First Vice-President of the European Commission, Frans Timmerman announced on Wednesday 13th January 2016, that a
probe looking into the latest laws created by the Polish government would take place.
In late 2015, the conservative Law and Justice (PiS) party who is in power approved a law that would allow the Treasury of Poland to appoint the heads of public television and radio, and judges for Poland’s constitutional court. Since the laws enactment a former PiS party member has been placed as Head of Public Television.
The European Union fears that Poland who until recently was a highly democratic nation, was abandoning the ‘rule of law’. The ‘rule of law’ can be simply defined as the legal principle that law should govern a nation, as opposed to being governed by arbitrary decisions of individual government officials.
Taking steps back
Since the collapse of Communism in 1989, Poland has gained a reputation of being the shining light in democratic transformation in Eastern Europe. But since the election of the PiS in late 2014, the government has tightened its control over the civil service, the courts and the media.
Traditionally the heads of the public television and radio in Poland were elected by a procedure overseen by the National Broadcasting Council (KRRiT. Now the government will have all the control, which is a move that is upsetting media advocacy groups and the European Union (EU).
Alexandra Geneste, Head of EU and Balkans for the Reports San Friontieres stated over email correspondents that media law reforms in Poland is violation of basic media rights.
“No need to this is worrying, this law constitutes a flagrant violation of media freedom and pluralism, which are enshrined in the Charter of Fundamental Rights of the EU,” said Geneste.
In order to be a member of the European Union, a state must adhere to the Charter of Fundamental Rights.
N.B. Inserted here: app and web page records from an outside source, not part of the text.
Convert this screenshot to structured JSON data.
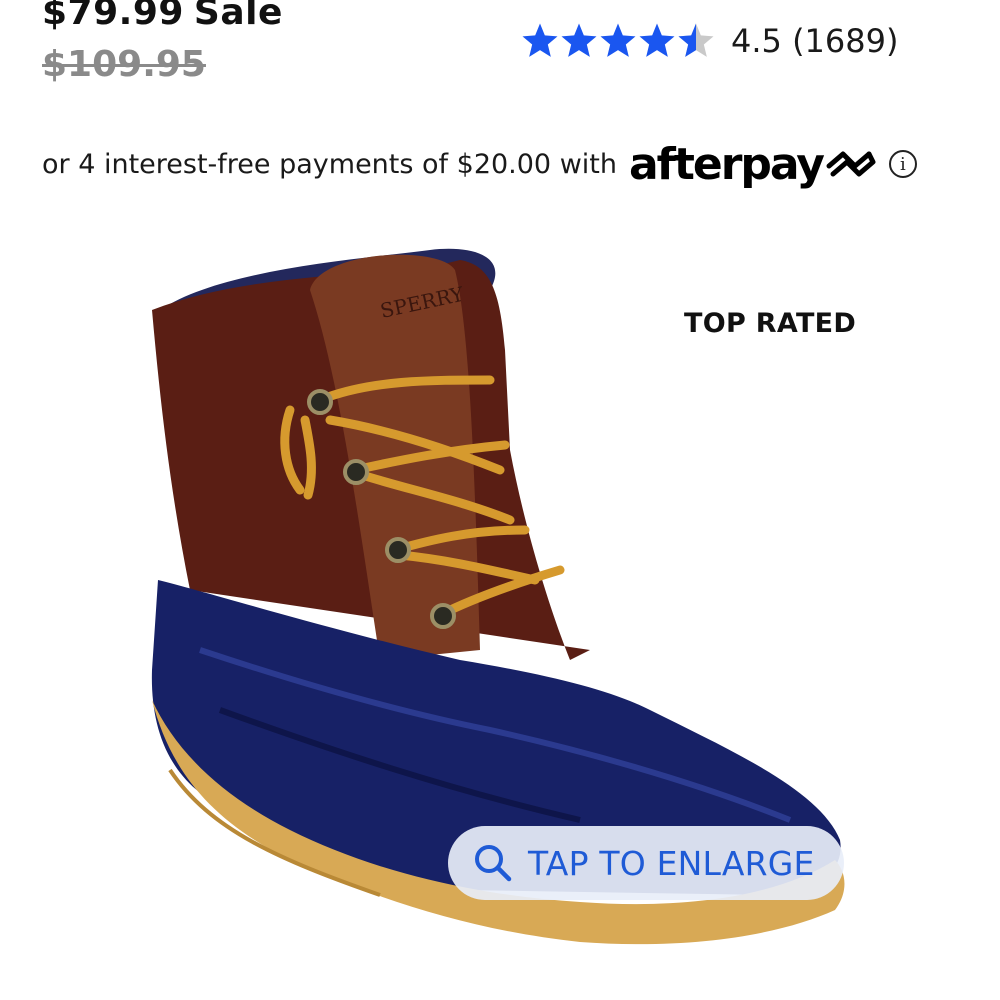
{
  "price": {
    "sale_amount": "$79.99",
    "sale_label": "Sale",
    "original": "$109.95"
  },
  "rating": {
    "value": 4.5,
    "text": "4.5 (1689)",
    "star_color": "#1a56f0",
    "empty_color": "#c9c9c9"
  },
  "payment": {
    "text": "or 4 interest-free payments of $20.00 with",
    "provider": "afterpay",
    "info_glyph": "i"
  },
  "badge": {
    "label": "TOP RATED"
  },
  "image": {
    "icon": "boot-product-image"
  },
  "enlarge": {
    "label": "TAP TO ENLARGE",
    "icon": "search-icon",
    "color": "#1f5bd6"
  }
}
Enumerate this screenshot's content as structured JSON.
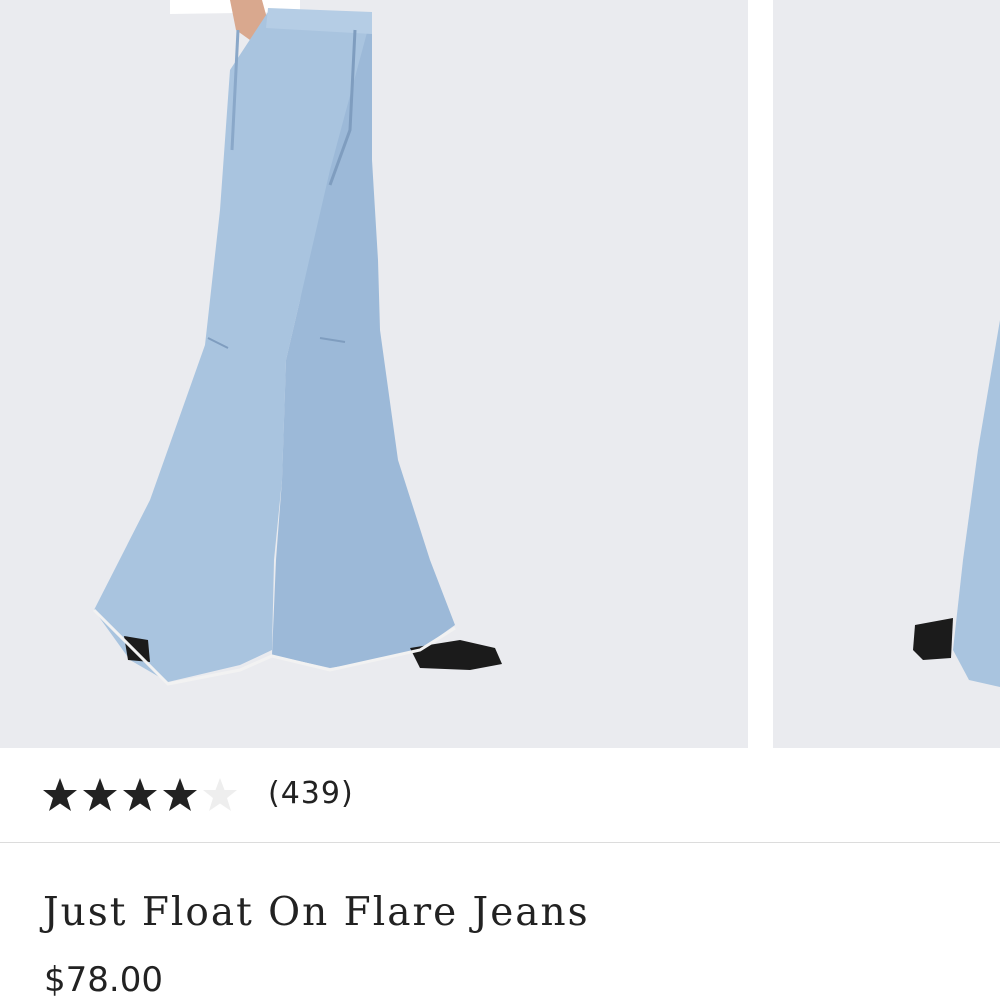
{
  "product": {
    "title": "Just Float On Flare Jeans",
    "price": "$78.00",
    "rating": 4.5,
    "rating_max": 5,
    "review_count": "(439)"
  },
  "gallery": {
    "images": [
      {
        "subject": "model-wearing-light-wash-flare-jeans-front"
      },
      {
        "subject": "model-wearing-light-wash-flare-jeans-partial"
      }
    ]
  },
  "colors": {
    "image_background": "#eaebef",
    "denim": "#a9c4df",
    "text": "#222222",
    "star": "#222222",
    "divider": "#dcdcdc"
  }
}
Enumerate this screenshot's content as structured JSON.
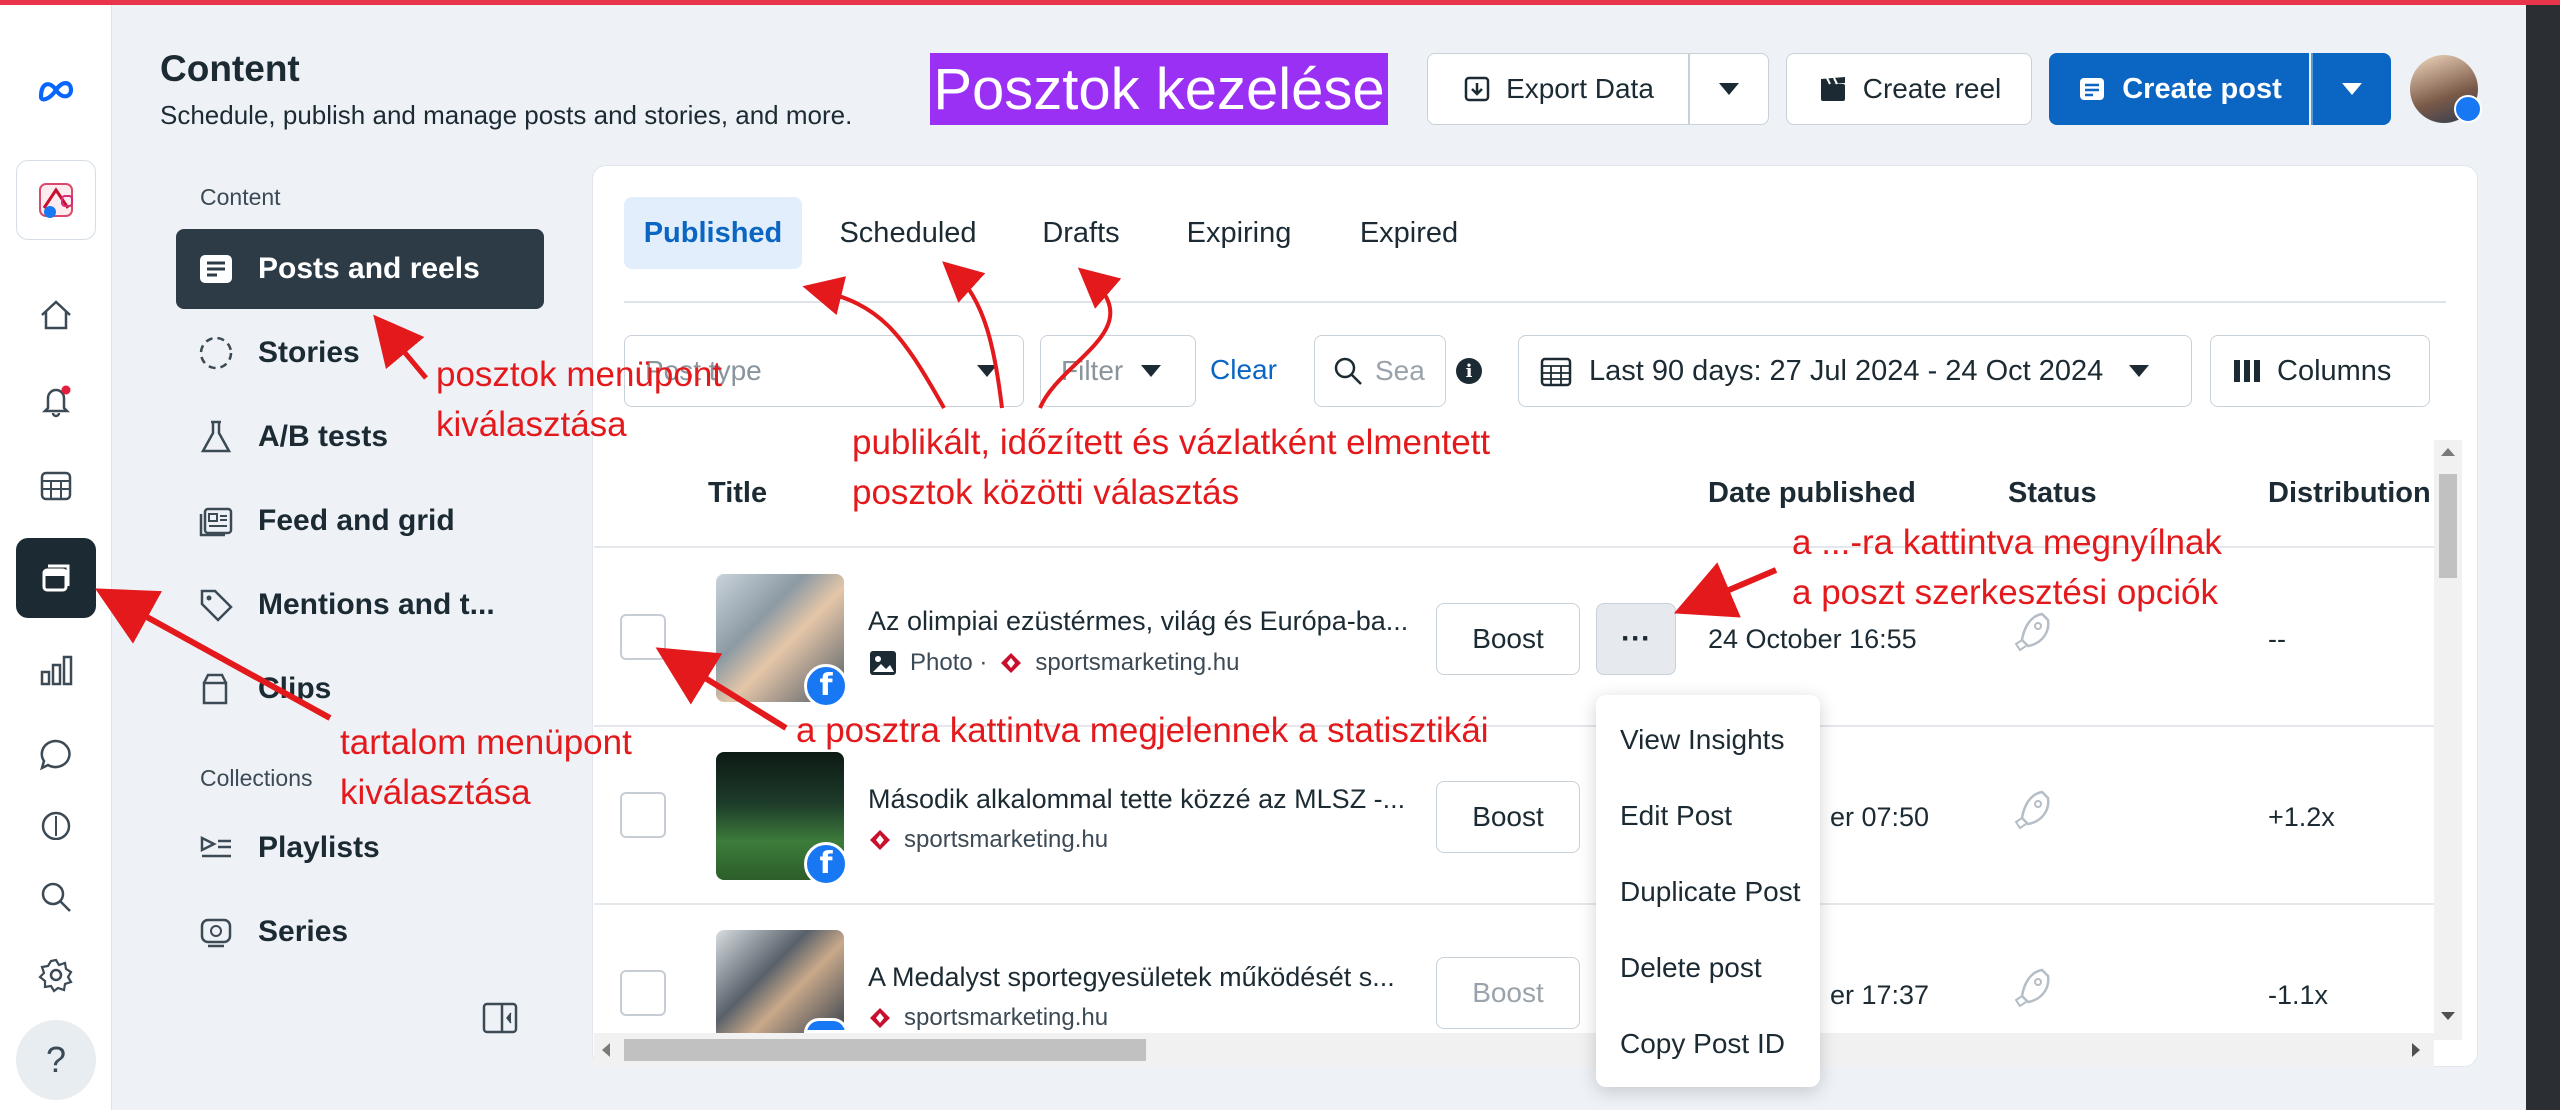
{
  "header": {
    "title": "Content",
    "subtitle": "Schedule, publish and manage posts and stories, and more.",
    "banner": "Posztok kezelése"
  },
  "toolbar": {
    "export_label": "Export Data",
    "create_reel_label": "Create reel",
    "create_post_label": "Create post"
  },
  "left_nav": {
    "section_content": "Content",
    "section_collections": "Collections",
    "items": [
      {
        "label": "Posts and reels"
      },
      {
        "label": "Stories"
      },
      {
        "label": "A/B tests"
      },
      {
        "label": "Feed and grid"
      },
      {
        "label": "Mentions and t..."
      },
      {
        "label": "Clips"
      }
    ],
    "collections": [
      {
        "label": "Playlists"
      },
      {
        "label": "Series"
      }
    ]
  },
  "tabs": [
    {
      "label": "Published",
      "active": true
    },
    {
      "label": "Scheduled"
    },
    {
      "label": "Drafts"
    },
    {
      "label": "Expiring"
    },
    {
      "label": "Expired"
    }
  ],
  "filters": {
    "post_type_placeholder": "Post type",
    "filter_label": "Filter",
    "clear_label": "Clear",
    "search_placeholder": "Sea",
    "date_range": "Last 90 days: 27 Jul 2024 - 24 Oct 2024",
    "columns_label": "Columns"
  },
  "table": {
    "headers": [
      "Title",
      "Date published",
      "Status",
      "Distribution"
    ],
    "rows": [
      {
        "title": "Az olimpiai ezüstérmes, világ és Európa-ba...",
        "type": "Photo ·",
        "source": "sportsmarketing.hu",
        "date": "24 October 16:55",
        "distribution": "--",
        "boost": "Boost"
      },
      {
        "title": "Második alkalommal tette közzé az MLSZ -...",
        "source": "sportsmarketing.hu",
        "date": "er 07:50",
        "distribution": "+1.2x",
        "boost": "Boost"
      },
      {
        "title": "A Medalyst sportegyesületek működését s...",
        "source": "sportsmarketing.hu",
        "date": "er 17:37",
        "distribution": "-1.1x",
        "boost": "Boost"
      }
    ]
  },
  "more_menu": {
    "button_label": "···",
    "items": [
      "View Insights",
      "Edit Post",
      "Duplicate Post",
      "Delete post",
      "Copy Post ID"
    ]
  },
  "annotations": {
    "posts_menu": [
      "posztok menüpont",
      "kiválasztása"
    ],
    "content_menu": [
      "tartalom menüpont",
      "kiválasztása"
    ],
    "tabs_hint": [
      "publikált, időzített és vázlatként elmentett",
      "posztok közötti választás"
    ],
    "more_hint": [
      "a ...-ra kattintva megnyílnak",
      "a poszt szerkesztési opciók"
    ],
    "post_click_hint": "a posztra kattintva megjelennek a statisztikái"
  },
  "colors": {
    "accent": "#0a66c2",
    "annotation": "#e3191c",
    "banner": "#9b30f5",
    "nav_active": "#2d3b46"
  },
  "help_label": "?"
}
In pertaining to the media the charters says, “the freedom and pluralism of the media shall be respected” (Article 11, point 2).
Geneste says PiS are violating ‘Article 11’ due to their wish to control the output of the media and use it as a mouthpiece for the government.
“The new government is going after the media the same way its enemies, the communist did, years ago, when they wanted to use the media as a propaganda tool.
This isn’t the first time the government has sort to control the media in Poland. In November 2015, a broadcaster for the public channel TVP was suspended after she questioned Poland’s Deputy Prime Minister and Culture Minister, Piotr Glinski in a heated exchange about his decision to prevent a ‘controversial’ theatre production being shown.
Lewicka was suspended on the bases that her interviewing style was contrary to standards of public television. In an ethics report conducted by the TVP Ethic Committee about the incident, it concluded the stance of the Minister and his declarations were also to be blamed for the way the interview turned out.
Interestingly, the ‘World Press Freedom Index’ has named Poland in it’s top twenty most free with a score of 12.71, the past two years. The index takes into account legal framework for the media, whether there is a member monopoly in the state and level of independence. The lower the score the more freedom the media possesses.
If the ‘World Press Freedom Index’ is to be believed Polish media freedom has come along way since 2005, where it was sitting in the fifties. But Geneste believes that unless the EU is able to amend this law, Poland’s media credible and ranking will fall.
“It is difficult to anticipate what position Poland will then hold but, if the new media law is not amended or repealed before then, we can indeed expect its ranking to be affected… only hope is that under the pressure of the EU institutions, Warsaw will amend the new law,” stated Geneste.
What is the EU to do?
The European Commission has taken the first step in what they call ‘opening the dialogue’ with Poland. Timmermans announced yesterday as reaction to what the Commission sees as a potential breakdown of the ‘rule of law’.
Firstly the Commission will collect and examine all the information regarding to new Polish law and assess whether there is a threat to the rule of law. If resolution is not found in the first instance, they will recommend certain measures to the Polish government to be complied with in a certain period of time. And finally the Commission will monitor the ongoing process of the implementation of its recommendations; if this is seen to be unsatisfactory they can resort to the ‘Article 7 Procedure’ from the Lisbon Treaty.
In simple terms in ‘Article 7 Procedure’ can mean the EU will suspense Poland from voting in the European Council, which means that they wouldn’t be able to shape EU policy or the EU would apply sanctions, which could be potential disastrous for the economy.
The Polish Responses
The Polish government have responded to the EU criticism by defending their actions and stating the EU doesn’t understand the new laws. Polish Justice Minister Zbigniew Ziobro accused Timmermans of ‘lack of knowledge’, and insists that the criticism is unfair and unjustified.
While the outcome of this dispute is yet to be seen, many Polish citizens and media advocacy groups are protesting the governments move. On Wednesday 13th January, approximately twenty thousand people protested outside the State Broadcasting Centre in Warsaw. Some were seen taping their mouths shut in solidarity and carrying signs mocking the government as a democratic dictatorship.
The move to government control media seems highly reminiscent of a communist run media, Geneste believes that unless the EU interferes these laws might be impossible to counter.
“Once into law, these changes will be written black on white for years and impossible to counter,” Geneste stated.